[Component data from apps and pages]
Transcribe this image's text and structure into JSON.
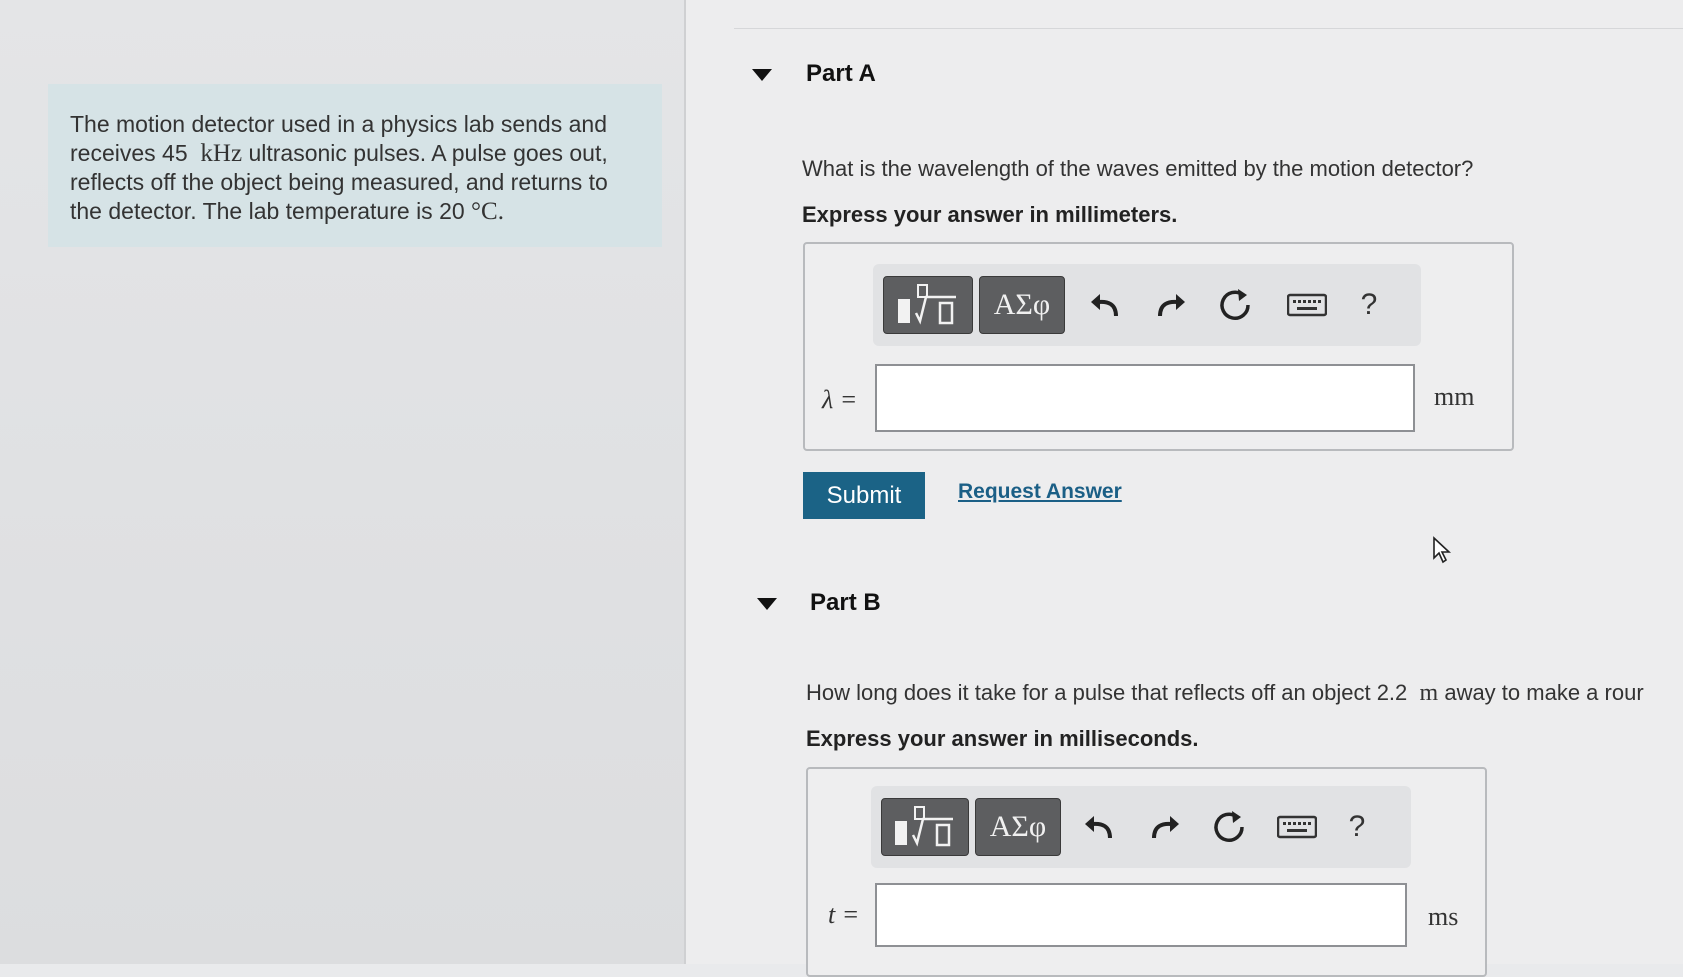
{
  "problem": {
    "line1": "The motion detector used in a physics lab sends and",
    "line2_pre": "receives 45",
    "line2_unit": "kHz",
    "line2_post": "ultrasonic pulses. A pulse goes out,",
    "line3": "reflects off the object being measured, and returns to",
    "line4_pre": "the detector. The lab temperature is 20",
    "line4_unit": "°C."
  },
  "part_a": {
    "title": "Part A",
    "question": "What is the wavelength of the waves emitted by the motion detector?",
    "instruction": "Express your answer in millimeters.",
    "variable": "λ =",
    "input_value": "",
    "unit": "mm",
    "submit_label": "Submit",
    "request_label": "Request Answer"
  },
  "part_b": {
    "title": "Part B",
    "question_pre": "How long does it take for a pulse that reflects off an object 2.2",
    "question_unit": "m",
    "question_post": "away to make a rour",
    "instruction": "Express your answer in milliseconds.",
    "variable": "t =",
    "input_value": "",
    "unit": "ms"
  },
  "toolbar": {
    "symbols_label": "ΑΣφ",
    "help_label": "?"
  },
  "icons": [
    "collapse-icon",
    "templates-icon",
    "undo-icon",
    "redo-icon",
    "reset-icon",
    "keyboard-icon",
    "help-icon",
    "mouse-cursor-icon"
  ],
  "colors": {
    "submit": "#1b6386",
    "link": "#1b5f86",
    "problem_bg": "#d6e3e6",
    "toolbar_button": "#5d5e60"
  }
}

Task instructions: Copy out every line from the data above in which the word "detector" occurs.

Response:
    "line1": "The motion detector used in a physics lab sends and",
    "line4_pre": "the detector. The lab temperature is 20",
    "question": "What is the wavelength of the waves emitted by the motion detector?",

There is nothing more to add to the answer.